“Sunrise (Come My Way)” – Buffalo, from Volcanic Rock, 1973 

Sydney’s Buffalo were undoubtedly a force to be reckoned with. With blistering riffs and a powerful delivery, their live sets were as acclaimed as their recorded material. No more was this apparent than on 1973’s “Sunrise (Come My Way)”, which feels like what Steppenwolf would’ve sounded like if Chris Cornell was up the front.

“12lb Toothbrush” – Madder Lake, from Stillpoint, 1973 

Famed for being one of the first groups signed to Mushroom Records, Madder Lake’s impact on the Aussie music scene wasn’t without reason, with tracks like “12lb Toothbrush” showing their expert ability to blend hard rock with Sixties-influenced psychedelia and wrap it up in a six-minute package.

“Another World” – Purple Avengers, single, 1990 

Released as the B-side to their debut single, Brisbane’s Purple Avengers were a rare breed, with songs like “Another World” showcasing their love of rock compositions borne from Australia’s Eighties scene, but bolstered by the presence of Sixties influences. A band sorely missed by the live scene, this non-album cut sees them at their best. 

“Way of All Things” – Rebecca’s Empire, from Way of All Things, 1996 

In an era when music in Australia was mainly dominated by grunge and alt-rock, Rebecca’s Empire went against convention by releasing the stunning “Way of All Things”. Kicking off with an oft-overlooked sitar introduction and featuring an effect-laden guitar solo, alt-rock might have been king, but Rebecca’s Empire weren’t going to let psych die out.

“Cornflake” – Psychedelic Porn Crumpets, from High Visceral, Pt. 1, 2016 

In name and execution, Psychedelic Porn Crumpets might just be the future icons of Australia’s psych scene. If ever you needed reassurance, simply take a cursory glance at the work they put into 2016’s “Cornflake”, mixing exceptional riffs and atmospheric vibes to create this live set staple. 

“Peace Blossom Boogy” – The Babe Rainbow, from The Babe Rainbow, 2017 

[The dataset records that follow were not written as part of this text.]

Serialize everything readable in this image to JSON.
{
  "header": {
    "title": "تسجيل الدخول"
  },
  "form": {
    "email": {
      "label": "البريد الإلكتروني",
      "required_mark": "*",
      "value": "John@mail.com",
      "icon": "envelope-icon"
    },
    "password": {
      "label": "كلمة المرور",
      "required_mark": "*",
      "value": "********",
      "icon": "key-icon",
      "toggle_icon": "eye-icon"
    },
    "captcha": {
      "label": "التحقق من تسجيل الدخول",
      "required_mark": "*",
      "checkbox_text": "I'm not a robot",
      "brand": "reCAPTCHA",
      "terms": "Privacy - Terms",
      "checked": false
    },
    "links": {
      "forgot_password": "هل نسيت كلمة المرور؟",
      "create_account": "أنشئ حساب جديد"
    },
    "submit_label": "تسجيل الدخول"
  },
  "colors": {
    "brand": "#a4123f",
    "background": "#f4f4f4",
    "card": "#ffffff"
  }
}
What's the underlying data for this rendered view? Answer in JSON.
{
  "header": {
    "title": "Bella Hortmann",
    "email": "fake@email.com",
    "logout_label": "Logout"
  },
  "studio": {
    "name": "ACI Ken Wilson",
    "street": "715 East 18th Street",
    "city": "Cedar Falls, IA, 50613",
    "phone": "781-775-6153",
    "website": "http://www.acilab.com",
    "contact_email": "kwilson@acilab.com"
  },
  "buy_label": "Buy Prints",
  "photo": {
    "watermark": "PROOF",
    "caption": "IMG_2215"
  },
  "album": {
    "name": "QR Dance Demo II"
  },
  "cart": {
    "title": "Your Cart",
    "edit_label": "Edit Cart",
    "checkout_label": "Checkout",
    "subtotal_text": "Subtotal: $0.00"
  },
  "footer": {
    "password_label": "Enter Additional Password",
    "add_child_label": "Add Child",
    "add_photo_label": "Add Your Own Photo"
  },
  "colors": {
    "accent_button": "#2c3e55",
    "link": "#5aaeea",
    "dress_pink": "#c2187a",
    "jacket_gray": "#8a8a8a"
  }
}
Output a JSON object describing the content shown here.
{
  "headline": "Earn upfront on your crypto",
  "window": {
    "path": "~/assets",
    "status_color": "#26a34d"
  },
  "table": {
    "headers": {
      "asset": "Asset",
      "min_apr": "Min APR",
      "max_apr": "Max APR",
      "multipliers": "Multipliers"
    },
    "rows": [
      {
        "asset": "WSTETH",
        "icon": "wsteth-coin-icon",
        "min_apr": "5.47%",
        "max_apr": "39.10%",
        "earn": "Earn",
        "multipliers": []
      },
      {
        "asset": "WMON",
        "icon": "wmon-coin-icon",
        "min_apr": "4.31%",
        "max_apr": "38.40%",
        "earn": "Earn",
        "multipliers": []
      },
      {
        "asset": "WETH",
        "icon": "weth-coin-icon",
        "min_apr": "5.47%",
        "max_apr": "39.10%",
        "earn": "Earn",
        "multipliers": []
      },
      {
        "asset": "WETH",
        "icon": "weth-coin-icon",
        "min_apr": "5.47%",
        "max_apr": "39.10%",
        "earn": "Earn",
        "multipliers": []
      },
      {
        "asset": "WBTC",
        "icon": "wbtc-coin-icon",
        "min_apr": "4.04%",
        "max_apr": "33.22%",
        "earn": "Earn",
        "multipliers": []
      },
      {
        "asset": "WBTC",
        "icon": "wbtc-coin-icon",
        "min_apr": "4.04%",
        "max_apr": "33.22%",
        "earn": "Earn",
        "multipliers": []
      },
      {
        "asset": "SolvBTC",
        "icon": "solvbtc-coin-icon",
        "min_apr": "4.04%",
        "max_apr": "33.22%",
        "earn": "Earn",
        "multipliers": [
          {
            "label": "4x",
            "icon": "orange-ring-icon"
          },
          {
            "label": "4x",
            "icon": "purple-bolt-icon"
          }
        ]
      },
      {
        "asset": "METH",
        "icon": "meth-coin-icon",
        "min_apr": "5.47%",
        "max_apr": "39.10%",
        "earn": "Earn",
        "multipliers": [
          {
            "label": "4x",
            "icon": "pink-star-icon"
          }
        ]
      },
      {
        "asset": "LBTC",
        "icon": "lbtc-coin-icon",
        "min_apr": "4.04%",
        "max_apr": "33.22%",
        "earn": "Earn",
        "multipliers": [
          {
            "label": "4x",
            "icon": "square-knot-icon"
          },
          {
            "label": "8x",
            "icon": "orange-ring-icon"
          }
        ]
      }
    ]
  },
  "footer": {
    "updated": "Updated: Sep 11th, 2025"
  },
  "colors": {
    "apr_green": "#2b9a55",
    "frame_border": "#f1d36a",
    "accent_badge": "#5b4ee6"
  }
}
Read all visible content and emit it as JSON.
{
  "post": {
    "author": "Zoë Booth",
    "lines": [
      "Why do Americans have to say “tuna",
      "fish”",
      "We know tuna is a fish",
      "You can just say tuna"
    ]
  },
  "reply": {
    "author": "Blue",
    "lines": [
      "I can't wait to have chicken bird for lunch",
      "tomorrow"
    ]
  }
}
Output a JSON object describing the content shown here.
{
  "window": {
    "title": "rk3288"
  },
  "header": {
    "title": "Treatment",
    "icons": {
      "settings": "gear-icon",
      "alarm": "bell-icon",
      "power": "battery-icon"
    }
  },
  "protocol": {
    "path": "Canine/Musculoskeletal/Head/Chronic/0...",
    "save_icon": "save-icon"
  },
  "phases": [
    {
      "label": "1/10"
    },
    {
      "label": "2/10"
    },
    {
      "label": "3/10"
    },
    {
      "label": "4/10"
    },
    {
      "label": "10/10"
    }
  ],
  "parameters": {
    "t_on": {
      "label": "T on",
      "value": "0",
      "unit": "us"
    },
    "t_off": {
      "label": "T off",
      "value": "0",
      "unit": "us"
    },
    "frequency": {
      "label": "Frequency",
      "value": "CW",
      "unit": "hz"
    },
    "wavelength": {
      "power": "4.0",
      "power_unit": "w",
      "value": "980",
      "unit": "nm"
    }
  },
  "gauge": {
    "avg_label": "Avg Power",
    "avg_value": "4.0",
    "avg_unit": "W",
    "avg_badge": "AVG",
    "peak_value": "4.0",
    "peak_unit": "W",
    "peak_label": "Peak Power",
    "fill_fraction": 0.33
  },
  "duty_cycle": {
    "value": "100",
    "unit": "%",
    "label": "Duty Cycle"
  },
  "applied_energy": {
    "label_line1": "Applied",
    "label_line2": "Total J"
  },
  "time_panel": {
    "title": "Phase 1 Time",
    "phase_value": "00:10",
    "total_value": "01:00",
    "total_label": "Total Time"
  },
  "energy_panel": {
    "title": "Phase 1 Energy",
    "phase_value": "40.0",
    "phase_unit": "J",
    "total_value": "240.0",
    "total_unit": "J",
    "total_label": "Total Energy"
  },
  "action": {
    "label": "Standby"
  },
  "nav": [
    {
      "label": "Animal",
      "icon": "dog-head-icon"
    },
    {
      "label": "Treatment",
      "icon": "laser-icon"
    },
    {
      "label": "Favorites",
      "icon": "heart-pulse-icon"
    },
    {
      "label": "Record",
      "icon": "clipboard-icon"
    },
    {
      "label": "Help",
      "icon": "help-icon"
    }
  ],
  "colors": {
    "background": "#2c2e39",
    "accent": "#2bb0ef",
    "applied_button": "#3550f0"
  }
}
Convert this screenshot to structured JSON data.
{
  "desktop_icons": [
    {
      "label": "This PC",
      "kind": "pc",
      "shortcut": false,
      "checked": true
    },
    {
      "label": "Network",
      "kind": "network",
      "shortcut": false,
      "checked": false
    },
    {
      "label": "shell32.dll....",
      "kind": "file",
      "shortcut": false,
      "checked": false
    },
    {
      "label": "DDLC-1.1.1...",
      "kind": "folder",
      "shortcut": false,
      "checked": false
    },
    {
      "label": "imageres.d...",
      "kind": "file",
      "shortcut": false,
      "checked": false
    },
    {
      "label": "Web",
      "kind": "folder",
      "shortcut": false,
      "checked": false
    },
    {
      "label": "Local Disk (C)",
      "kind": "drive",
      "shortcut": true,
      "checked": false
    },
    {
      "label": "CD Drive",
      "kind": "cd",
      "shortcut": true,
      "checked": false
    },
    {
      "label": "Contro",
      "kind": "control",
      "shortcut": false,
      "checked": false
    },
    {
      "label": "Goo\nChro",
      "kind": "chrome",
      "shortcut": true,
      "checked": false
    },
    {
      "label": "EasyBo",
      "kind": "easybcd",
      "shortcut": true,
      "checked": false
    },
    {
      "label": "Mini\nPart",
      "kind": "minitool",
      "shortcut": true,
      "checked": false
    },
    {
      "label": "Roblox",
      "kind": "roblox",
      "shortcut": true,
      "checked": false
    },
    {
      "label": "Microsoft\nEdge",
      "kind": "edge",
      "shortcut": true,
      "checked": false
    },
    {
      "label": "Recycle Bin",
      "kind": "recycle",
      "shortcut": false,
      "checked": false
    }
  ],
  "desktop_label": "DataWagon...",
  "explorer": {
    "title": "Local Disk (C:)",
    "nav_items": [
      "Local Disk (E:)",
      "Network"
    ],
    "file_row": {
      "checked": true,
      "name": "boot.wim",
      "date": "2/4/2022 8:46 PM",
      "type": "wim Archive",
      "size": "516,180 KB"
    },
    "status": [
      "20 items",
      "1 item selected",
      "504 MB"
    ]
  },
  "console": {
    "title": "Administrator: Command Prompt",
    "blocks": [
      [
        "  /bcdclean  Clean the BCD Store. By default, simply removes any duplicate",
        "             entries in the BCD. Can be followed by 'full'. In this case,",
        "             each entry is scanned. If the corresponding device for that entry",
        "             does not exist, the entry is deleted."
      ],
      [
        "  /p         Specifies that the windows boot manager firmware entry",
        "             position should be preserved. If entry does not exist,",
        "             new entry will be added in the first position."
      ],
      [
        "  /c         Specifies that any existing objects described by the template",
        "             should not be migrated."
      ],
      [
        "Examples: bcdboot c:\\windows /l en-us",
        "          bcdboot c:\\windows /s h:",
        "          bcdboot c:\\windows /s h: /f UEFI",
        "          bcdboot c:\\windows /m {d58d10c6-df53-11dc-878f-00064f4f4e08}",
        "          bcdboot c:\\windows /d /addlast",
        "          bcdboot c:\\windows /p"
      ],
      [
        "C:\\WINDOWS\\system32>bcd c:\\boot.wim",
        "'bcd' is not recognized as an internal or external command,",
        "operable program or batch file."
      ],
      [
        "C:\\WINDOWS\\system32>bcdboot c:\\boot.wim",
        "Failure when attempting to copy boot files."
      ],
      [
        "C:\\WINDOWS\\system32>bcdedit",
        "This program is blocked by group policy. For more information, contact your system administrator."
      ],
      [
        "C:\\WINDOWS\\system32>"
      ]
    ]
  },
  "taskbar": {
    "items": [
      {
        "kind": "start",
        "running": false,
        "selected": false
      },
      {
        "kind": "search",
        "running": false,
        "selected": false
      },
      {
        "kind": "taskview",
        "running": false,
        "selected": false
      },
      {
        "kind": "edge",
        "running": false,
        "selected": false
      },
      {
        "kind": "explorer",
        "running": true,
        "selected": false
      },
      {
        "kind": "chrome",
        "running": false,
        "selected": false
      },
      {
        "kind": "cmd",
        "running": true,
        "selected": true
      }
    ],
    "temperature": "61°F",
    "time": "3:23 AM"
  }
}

It’s imperative for any band to hook their listeners with a killer opener, and while The Babe Rainbow don’t kick off their self-titled release with this blissful cut, it comes near enough to set the pace for what would be one of Aussie music’s haziest and most accomplished debuts.